  • Private Fee-for-Service (PFFS) plans. These plans pay for a certain amount to doctors, healthcare providers, and hospitals for your care, while you also pay a certain amount. Some who opt for this plan access care from providers and hospitals in their PFFS plan. For others, these plans define a network within which members can choose their providers. These providers offer lower rates than those outside of the network. 
  • Medical Savings Account (MSA) plans. In these plans, which are similar to non-Medicare Health Savings Account plans, you choose your healthcare services and providers. MSA plans blend a high-deductible insurance plan with a medical savings account. Your high-deductible health plan will only begin to cover your healtcare costs after you meet a high yearly deductible, which each plan determines differently. But you can use money that the plan deposits into your MSA to fund your healthcare costs prior to meeting your deductible. 

The Official U.S. Government Site for Medicare online states that you must live in the service area of you prospective plan and also have Medicare Part A and Part B in order to join a Medicare Advantage Plan.

Both Medicare and Medicare Advantage are also legally required to cover certain basic health services, though the costs you pay and the specific services that are covered vary.

Medicare Advantage began in 1995, though similar programs were available as early as the 1970s. The key distinction between the two programs is that Medicare is government health insurance, while Medicare Advantage is private health insurance that the government helps fund.

Medicare vs. Medicare Advantage: Differences

Both Medicare and Medicare Advantage will fund most basic health costs, including doctor's visits and hospital stays. The specific cost of each plan, as well as the out-of-pocket copays and other costs, vary. Some key differences between the two programs include:

  • Original Medicare includes Medicare Part A (hospital care) and Part B (medical care) only. People who want prescription drug coverage must purchase a Medicare Part D plan. Medicare Advantage often includes Part D, and may offer coverage for services original Medicare will not cover.
  • You can use original Medicare at any doctor or hospital that accepts the program. Medicare Advantage programs may limit you to specific in-network providers.
  • Out-of-pocket costs with Medicare Advantage plans are usually lower.
  • The government sets prices for various services offered under original Medicare plans. With a Medicare Advantage plan, you may pay a different rate based on the rate negotiated by the insurer. This rate may be higher or lower than the original Medicare rate.

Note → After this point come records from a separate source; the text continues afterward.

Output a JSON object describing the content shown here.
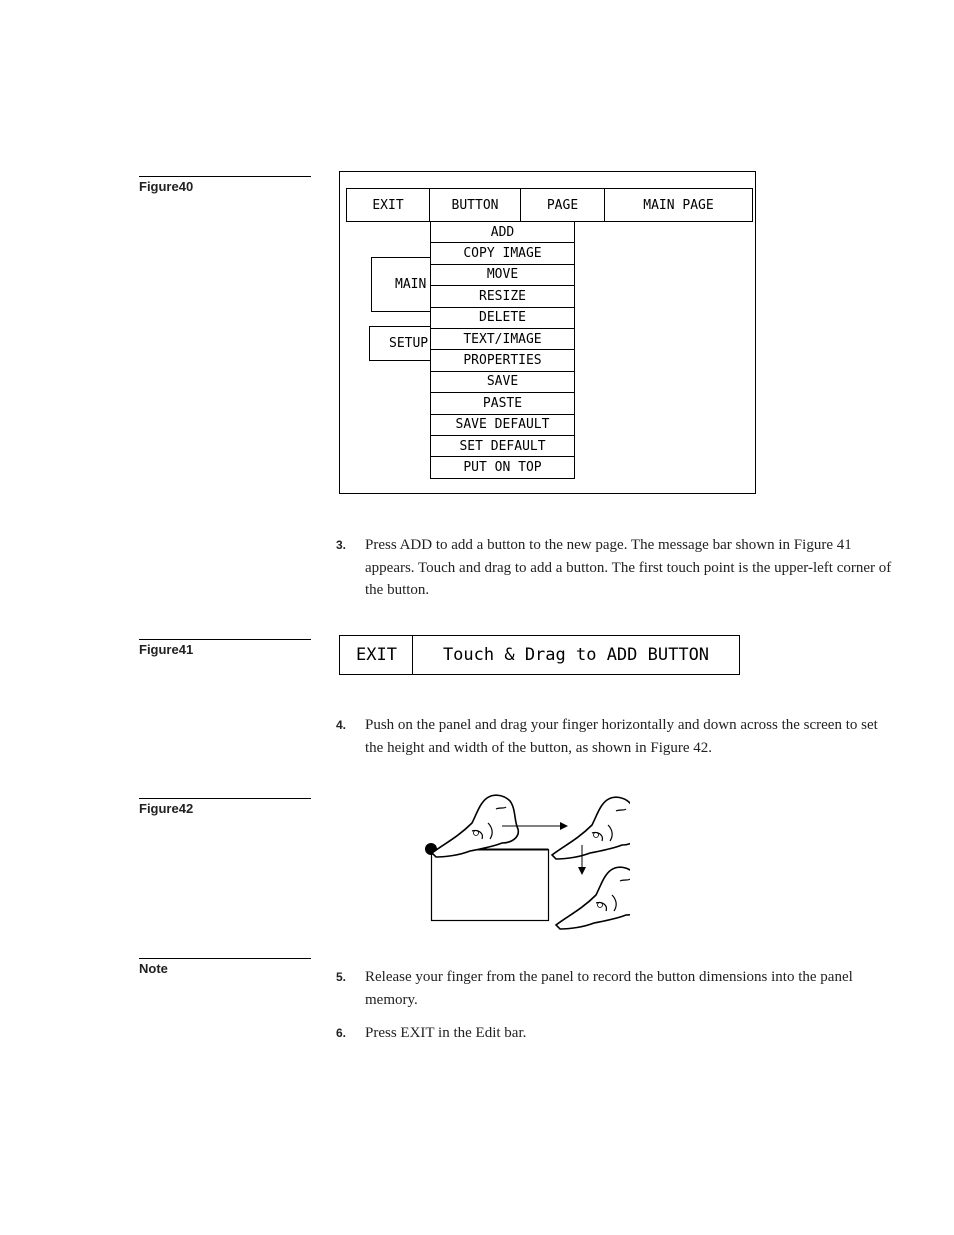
{
  "figure40": {
    "label": "Figure40",
    "topbar": [
      "EXIT",
      "BUTTON",
      "PAGE",
      "MAIN PAGE"
    ],
    "menu": [
      "ADD",
      "COPY IMAGE",
      "MOVE",
      "RESIZE",
      "DELETE",
      "TEXT/IMAGE",
      "PROPERTIES",
      "SAVE",
      "PASTE",
      "SAVE DEFAULT",
      "SET DEFAULT",
      "PUT ON TOP"
    ],
    "bg_buttons": [
      "MAIN",
      "SETUP"
    ]
  },
  "step3": {
    "num": "3.",
    "text": "Press ADD to add a button to the new page. The message bar shown in Figure 41 appears. Touch and drag to add a button. The first touch point is the upper-left corner of the button."
  },
  "figure41": {
    "label": "Figure41",
    "exit": "EXIT",
    "message": "Touch & Drag to ADD BUTTON"
  },
  "step4": {
    "num": "4.",
    "text": "Push on the panel and drag your finger horizontally and down across the screen to set the height and width of the button, as shown in Figure 42."
  },
  "figure42": {
    "label": "Figure42",
    "icons": [
      "pointing-hand-icon",
      "arrow-right-icon",
      "arrow-down-icon"
    ]
  },
  "note": {
    "label": "Note"
  },
  "step5": {
    "num": "5.",
    "text": "Release your finger from the panel to record the button dimensions into the panel memory."
  },
  "step6": {
    "num": "6.",
    "text": "Press EXIT in the Edit bar."
  }
}
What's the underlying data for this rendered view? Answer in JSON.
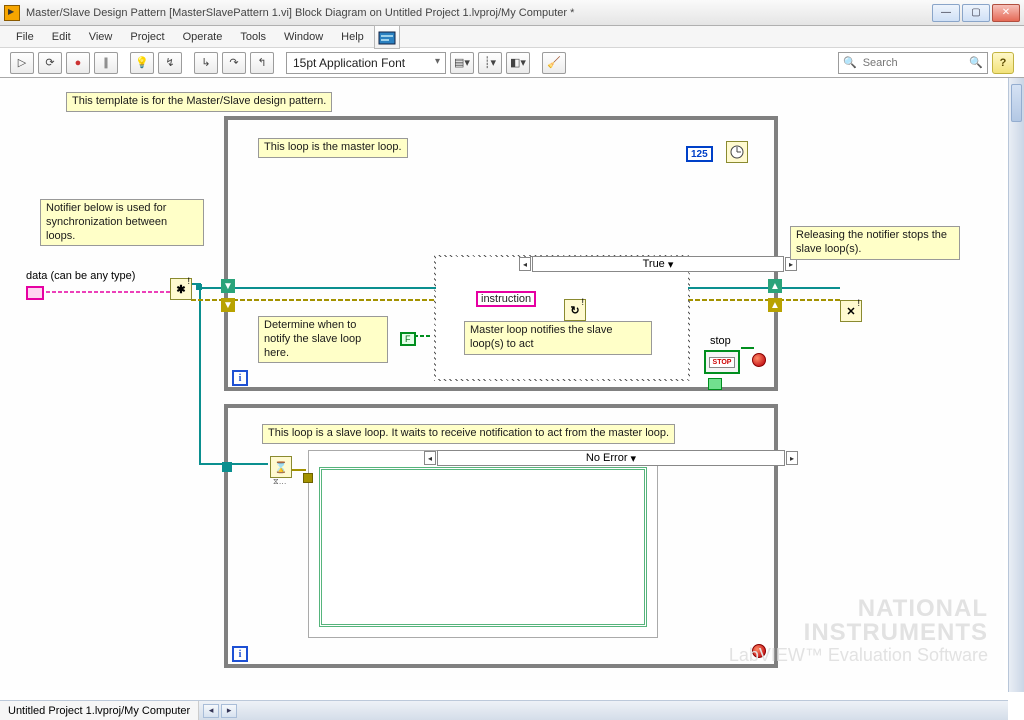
{
  "app": {
    "title": "Master/Slave Design Pattern [MasterSlavePattern 1.vi] Block Diagram on Untitled Project 1.lvproj/My Computer *"
  },
  "menu": [
    "File",
    "Edit",
    "View",
    "Project",
    "Operate",
    "Tools",
    "Window",
    "Help"
  ],
  "toolbar": {
    "font": "15pt Application Font",
    "search_placeholder": "Search"
  },
  "diagram": {
    "template_note": "This template is for the Master/Slave design pattern.",
    "notifier_note": "Notifier below is used for synchronization between loops.",
    "data_label": "data (can be any type)",
    "master_loop_note": "This loop is the master loop.",
    "determine_note": "Determine when to notify the slave loop here.",
    "master_notifies_note": "Master loop notifies the slave loop(s) to act",
    "instruction_label": "instruction",
    "case_true": "True",
    "stop_label": "stop",
    "stop_btn": "STOP",
    "release_note": "Releasing the notifier stops the slave loop(s).",
    "slave_loop_note": "This loop is a slave loop. It waits to receive notification to act from the master loop.",
    "case_noerror": "No Error",
    "wait_ms": "125",
    "false_const": "F"
  },
  "statusbar": {
    "path": "Untitled Project 1.lvproj/My Computer"
  },
  "watermark": {
    "line1": "NATIONAL",
    "line2": "INSTRUMENTS",
    "line3": "LabVIEW™ Evaluation Software"
  }
}
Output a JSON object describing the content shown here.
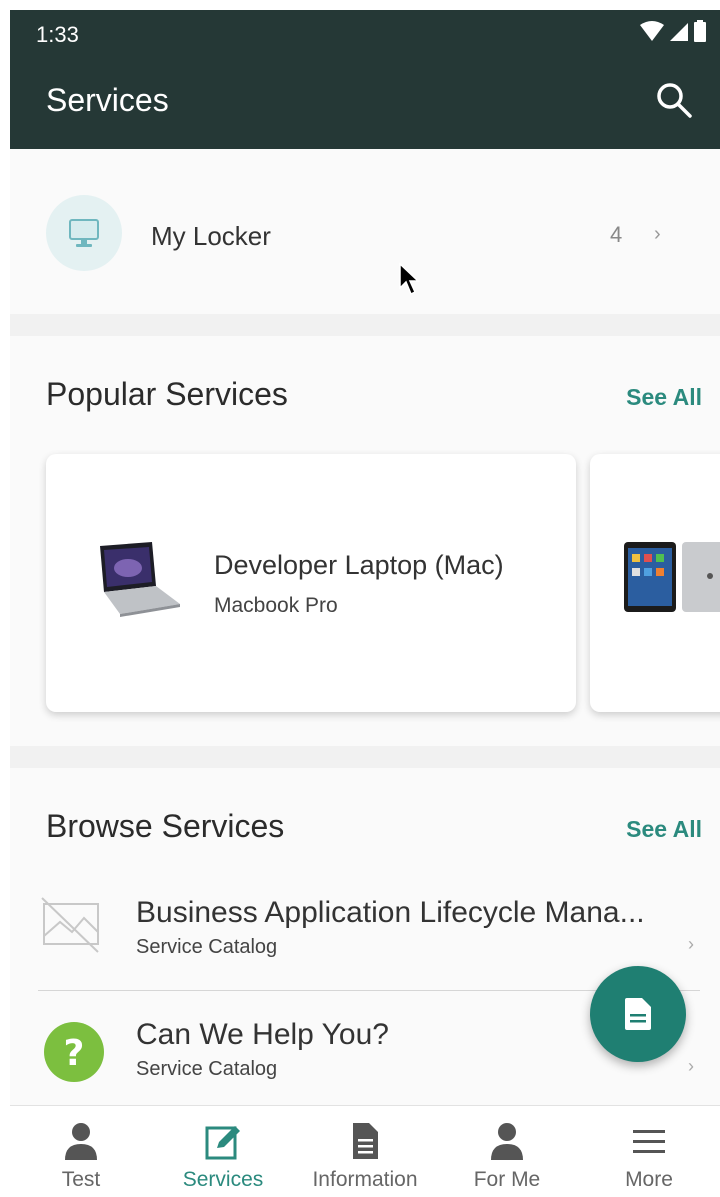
{
  "status": {
    "time": "1:33"
  },
  "appbar": {
    "title": "Services"
  },
  "locker": {
    "label": "My Locker",
    "count": "4"
  },
  "popular": {
    "title": "Popular Services",
    "see_all": "See All",
    "cards": [
      {
        "title": "Developer Laptop (Mac)",
        "subtitle": "Macbook Pro"
      }
    ]
  },
  "browse": {
    "title": "Browse Services",
    "see_all": "See All",
    "items": [
      {
        "title": "Business Application Lifecycle Mana...",
        "subtitle": "Service Catalog"
      },
      {
        "title": "Can We Help You?",
        "subtitle": "Service Catalog"
      }
    ]
  },
  "nav": {
    "items": [
      {
        "label": "Test",
        "icon": "person-icon"
      },
      {
        "label": "Services",
        "icon": "edit-icon"
      },
      {
        "label": "Information",
        "icon": "document-icon"
      },
      {
        "label": "For Me",
        "icon": "person-icon"
      },
      {
        "label": "More",
        "icon": "menu-icon"
      }
    ]
  },
  "colors": {
    "appbar": "#253836",
    "accent": "#2b8a7e",
    "fab": "#1f7f72",
    "help_green": "#7cbf3f"
  }
}
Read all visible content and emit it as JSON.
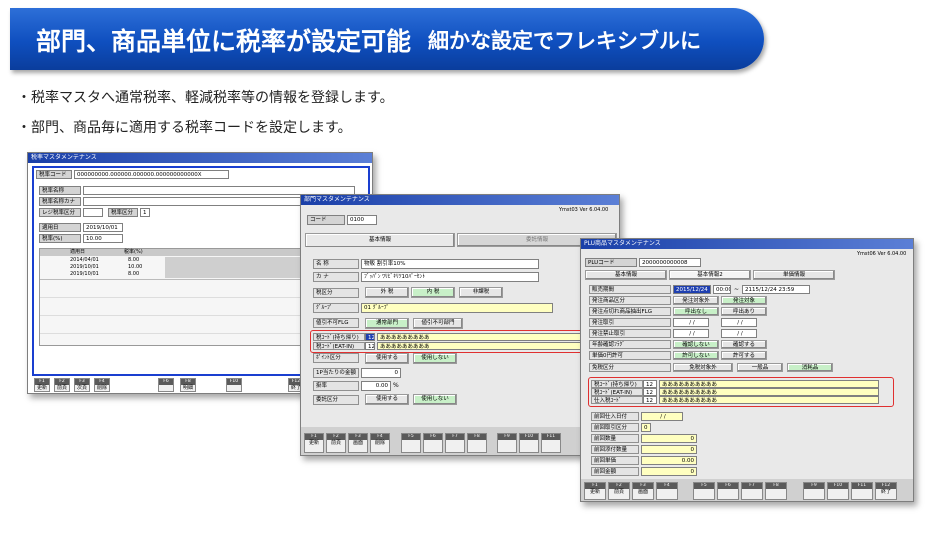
{
  "banner": {
    "title": "部門、商品単位に税率が設定可能",
    "subtitle": "細かな設定でフレキシブルに"
  },
  "bullets": [
    "・税率マスタへ通常税率、軽減税率等の情報を登録します。",
    "・部門、商品毎に適用する税率コードを設定します。"
  ],
  "window1": {
    "title": "税率マスタメンテナンス",
    "code_label": "税率コード",
    "code_value": "000000000.000000.000000.000000000000X",
    "name_label": "税率名称",
    "kana_label": "税率名称カナ",
    "rank_label": "レジ税率区分",
    "area_label": "税率区分",
    "area_value": "1",
    "start_label": "適用日",
    "start_value": "2019/10/01",
    "rate_label": "税率(%)",
    "rate_value": "10.00",
    "grid_headers": [
      "適用日",
      "税率(%)"
    ],
    "grid_rows": [
      [
        "2014/04/01",
        "8.00"
      ],
      [
        "2019/10/01",
        "10.00"
      ],
      [
        "2019/10/01",
        "8.00"
      ]
    ],
    "fkeys": [
      "F1",
      "F2",
      "F3",
      "F4",
      "F6",
      "F8",
      "F10",
      "F12"
    ],
    "fkey_labels": [
      "更新",
      "前頁",
      "次頁",
      "削除",
      "",
      "明細",
      "",
      "終了"
    ]
  },
  "window2": {
    "title": "部門マスタメンテナンス",
    "version": "Ymst03  Ver 6.04.00",
    "code_label": "コード",
    "code_value": "0100",
    "tab_basic": "基本情報",
    "tab_delegate": "委託情報",
    "name_label": "名 称",
    "name_value": "物販 割引率10%",
    "kana_label": "カ ナ",
    "kana_value": "ﾌﾞｯﾊﾟﾝ ﾜﾘﾋﾞｷﾘﾂ10ﾊﾟｰｾﾝﾄ",
    "taxkind_label": "税区分",
    "taxkind_opts": [
      "外 税",
      "内 税",
      "非課税"
    ],
    "group_label": "ｸﾞﾙｰﾌﾟ",
    "group_value": "01 ｸﾞﾙｰﾌﾟ",
    "discount_label": "値引不可FLG",
    "discount_opts": [
      "通常部門",
      "値引不可部門"
    ],
    "taxcode_take_label": "税ｺｰﾄﾞ(持ち帰り)",
    "taxcode_take_value": "12",
    "taxcode_take_name": "あああああああああ",
    "taxcode_eat_label": "税ｺｰﾄﾞ(EAT-IN)",
    "taxcode_eat_value": "12",
    "taxcode_eat_name": "あああああああああ",
    "point_label": "ﾎﾟｲﾝﾄ区分",
    "point_opts": [
      "使用する",
      "使用しない"
    ],
    "pointrate_label": "1P当たりの金額",
    "pointrate_value": "0",
    "rate_label": "掛率",
    "rate_value": "0.00",
    "rate_unit": "%",
    "delegate_label": "委託区分",
    "delegate_opts": [
      "使用する",
      "使用しない"
    ],
    "fkeys": [
      "F1",
      "F2",
      "F3",
      "F4",
      "F5",
      "F6",
      "F7",
      "F8",
      "F9",
      "F10",
      "F11"
    ],
    "fkey_labels": [
      "更新",
      "前頁",
      "画面",
      "削除",
      "",
      "",
      "",
      "",
      "",
      "",
      ""
    ]
  },
  "window3": {
    "title": "PLU商品マスタメンテナンス",
    "version": "Ymst06  Ver 6.04.00",
    "plu_label": "PLUコード",
    "plu_value": "2000000000008",
    "tabs": [
      "基本情報",
      "基本情報2",
      "単価情報"
    ],
    "sale_period_label": "販売期間",
    "sale_from": "2015/12/24",
    "sale_from_time": "00:00",
    "sale_tilde": "~",
    "sale_to": "2115/12/24 23:59",
    "order_kind_label": "発注商品区分",
    "order_kind_opts": [
      "発注対象外",
      "発注対象"
    ],
    "order_flag_label": "発注点切れ商品抽出FLG",
    "order_flag_opts": [
      "呼出なし",
      "呼出あり"
    ],
    "order_take_label": "発注取引",
    "order_stop_label": "発注禁止取引",
    "date_placeholder": "/ /",
    "age_label": "年齢確認ﾌﾗｸﾞ",
    "age_opts": [
      "確認しない",
      "確認する"
    ],
    "zero_label": "単価0円許可",
    "zero_opts": [
      "許可しない",
      "許可する"
    ],
    "taxfree_label": "免税区分",
    "taxfree_opts": [
      "免税対象外",
      "一般品",
      "消耗品"
    ],
    "taxcode_take_label": "税ｺｰﾄﾞ(持ち帰り)",
    "taxcode_take_value": "12",
    "taxcode_take_name": "ああああああああああ",
    "taxcode_eat_label": "税ｺｰﾄﾞ(EAT-IN)",
    "taxcode_eat_value": "12",
    "taxcode_eat_name": "ああああああああああ",
    "buytax_label": "仕入税ｺｰﾄﾞ",
    "buytax_value": "12",
    "buytax_name": "ああああああああああ",
    "last_buy_date_label": "前回仕入日付",
    "last_buy_date_value": "/ /",
    "last_buy_kind_label": "前回取引区分",
    "last_buy_kind_value": "0",
    "last_qty_label": "前回数量",
    "last_qty_value": "0",
    "last_case_label": "前回添付数量",
    "last_case_value": "0",
    "last_unit_label": "前回単価",
    "last_unit_value": "0.00",
    "last_amount_label": "前回金額",
    "last_amount_value": "0",
    "fkeys": [
      "F1",
      "F2",
      "F3",
      "F4",
      "F5",
      "F6",
      "F7",
      "F8",
      "F9",
      "F10",
      "F11",
      "F12"
    ],
    "fkey_labels": [
      "更新",
      "前頁",
      "画面",
      "",
      "",
      "",
      "",
      "",
      "",
      "",
      "",
      "終了"
    ]
  }
}
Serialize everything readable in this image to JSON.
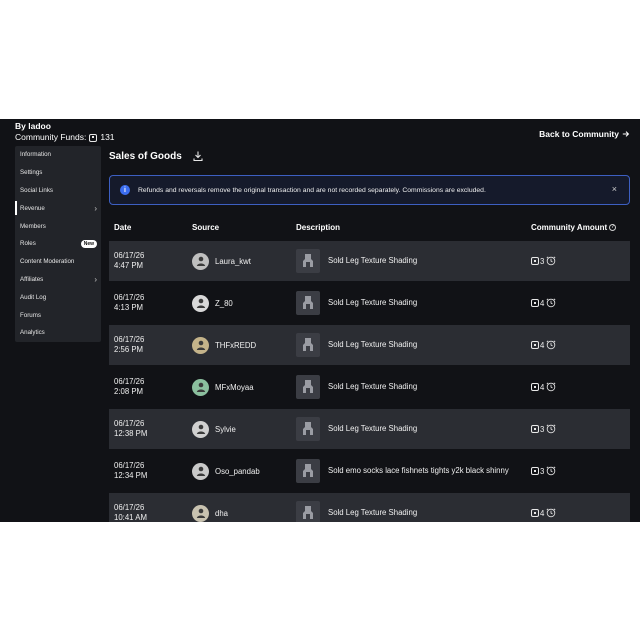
{
  "header": {
    "group_by": "By ladoo",
    "funds_label": "Community Funds:",
    "funds_value": "131",
    "back_label": "Back to Community"
  },
  "sidebar": {
    "items": [
      {
        "label": "Information"
      },
      {
        "label": "Settings"
      },
      {
        "label": "Social Links"
      },
      {
        "label": "Revenue"
      },
      {
        "label": "Members"
      },
      {
        "label": "Roles",
        "badge": "New"
      },
      {
        "label": "Content Moderation"
      },
      {
        "label": "Affiliates"
      },
      {
        "label": "Audit Log"
      },
      {
        "label": "Forums"
      },
      {
        "label": "Analytics"
      }
    ]
  },
  "main": {
    "title": "Sales of Goods",
    "info_text": "Refunds and reversals remove the original transaction and are not recorded separately. Commissions are excluded.",
    "columns": {
      "date": "Date",
      "source": "Source",
      "description": "Description",
      "amount": "Community Amount"
    },
    "rows": [
      {
        "date": "06/17/26",
        "time": "4:47 PM",
        "source": "Laura_kwt",
        "description": "Sold Leg Texture Shading",
        "amount": "3"
      },
      {
        "date": "06/17/26",
        "time": "4:13 PM",
        "source": "Z_80",
        "description": "Sold Leg Texture Shading",
        "amount": "4"
      },
      {
        "date": "06/17/26",
        "time": "2:56 PM",
        "source": "THFxREDD",
        "description": "Sold Leg Texture Shading",
        "amount": "4"
      },
      {
        "date": "06/17/26",
        "time": "2:08 PM",
        "source": "MFxMoyaa",
        "description": "Sold Leg Texture Shading",
        "amount": "4"
      },
      {
        "date": "06/17/26",
        "time": "12:38 PM",
        "source": "Sylvie",
        "description": "Sold Leg Texture Shading",
        "amount": "3"
      },
      {
        "date": "06/17/26",
        "time": "12:34 PM",
        "source": "Oso_pandab",
        "description": "Sold emo socks lace fishnets tights y2k black shinny",
        "amount": "3"
      },
      {
        "date": "06/17/26",
        "time": "10:41 AM",
        "source": "dha",
        "description": "Sold Leg Texture Shading",
        "amount": "4"
      }
    ]
  },
  "colors": {
    "background": "#111216",
    "row_alt": "#2b2d33",
    "sidebar": "#222429",
    "info_border": "#3d5fc2",
    "info_icon": "#3b6df0"
  },
  "icons": {
    "download": "download-icon",
    "info": "info-icon",
    "close": "close-icon",
    "back": "arrow-right-icon",
    "currency": "robux-icon",
    "pending": "clock-icon"
  }
}
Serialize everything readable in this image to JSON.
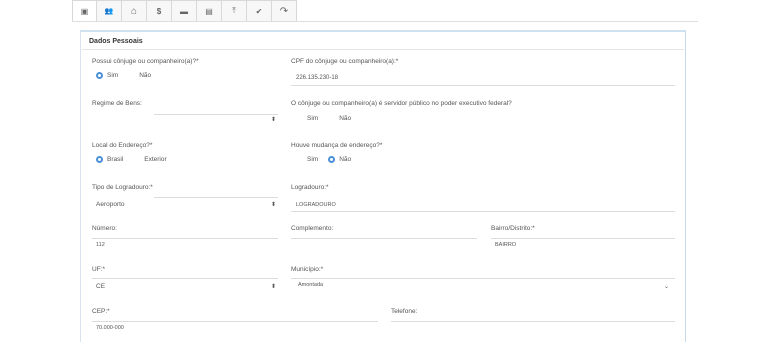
{
  "tabs": [
    {
      "icon": "id-card-icon",
      "glyph": "▣"
    },
    {
      "icon": "users-icon",
      "glyph": "👥"
    },
    {
      "icon": "home-icon",
      "glyph": "⌂"
    },
    {
      "icon": "dollar-icon",
      "glyph": "$"
    },
    {
      "icon": "credit-card-icon",
      "glyph": "▬"
    },
    {
      "icon": "document-icon",
      "glyph": "▤"
    },
    {
      "icon": "upload-icon",
      "glyph": "⤒"
    },
    {
      "icon": "double-check-icon",
      "glyph": "✔"
    },
    {
      "icon": "share-icon",
      "glyph": "↷"
    }
  ],
  "section_title": "Dados Pessoais",
  "fields": {
    "possui_conjuge": {
      "label": "Possui cônjuge ou companheiro(a)?*",
      "opt1": "Sim",
      "opt2": "Não"
    },
    "cpf_conjuge": {
      "label": "CPF do cônjuge ou companheiro(a):*",
      "value": "226.135.230-18"
    },
    "regime_bens": {
      "label": "Regime de Bens:",
      "value": ""
    },
    "servidor_publico": {
      "label": "O cônjuge ou companheiro(a) é servidor público no poder executivo federal?",
      "opt1": "Sim",
      "opt2": "Não"
    },
    "local_endereco": {
      "label": "Local do Endereço?*",
      "opt1": "Brasil",
      "opt2": "Exterior"
    },
    "mudanca_endereco": {
      "label": "Houve mudança de endereço?*",
      "opt1": "Sim",
      "opt2": "Não"
    },
    "tipo_logradouro": {
      "label": "Tipo de Logradouro:*",
      "value": "Aeroporto"
    },
    "logradouro": {
      "label": "Logradouro:*",
      "value": "LOGRADOURO"
    },
    "numero": {
      "label": "Número:",
      "value": "112"
    },
    "complemento": {
      "label": "Complemento:",
      "value": ""
    },
    "bairro": {
      "label": "Bairro/Distrito:*",
      "value": "BAIRRO"
    },
    "uf": {
      "label": "UF:*",
      "value": "CE"
    },
    "municipio": {
      "label": "Município:*",
      "value": "Amontada"
    },
    "cep": {
      "label": "CEP:*",
      "value": "70.000-000"
    },
    "telefone": {
      "label": "Telefone:",
      "value": ""
    }
  },
  "colors": {
    "accent": "#4a90d9",
    "border": "#d7e3ee"
  }
}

Why Choose Medicare Advantage?

Medicare Advantage plans must offer benefits comparable to original Medicare. The government regulates these plans, ensuring that they meet certain basic care requirements. The costs and copays for various services, however, may be different. For some people, Medicare Advantage is a better choice. You might choose Medicare advantage because:

  • There are more options. In 2018, the average Medicare beneficiary could choose from 21 plans, though some regions offered even more choices.
  • Premiums may be lower on some plans. Some even offer $0 premiums, though this usually means you'll pay higher copays.
  • There is usually prescription drug coverage. Original Medicare does not cover prescription drugs unless you enroll in Part D. In 2019, 90% of Medicare Advantage policies offered prescription drug coverage.
  • You may pay less for expensive services. Medicare Advantage plans are legally required to limit your out-of-pocket maximum costs. With original Medicare, you keep paying costs no matter how much you spend. In 2020, the out-of-pocket maximum for most Medicare Advantage costs was $6,700.
  • There is often coverage for services original Medicare will not fund. Each plan is different, so it is important to compare and review plan documents. However, many Medicare Advantage plans offer dental or vision coverage. Original Medicare, by contrast, covers only medical and hospital care.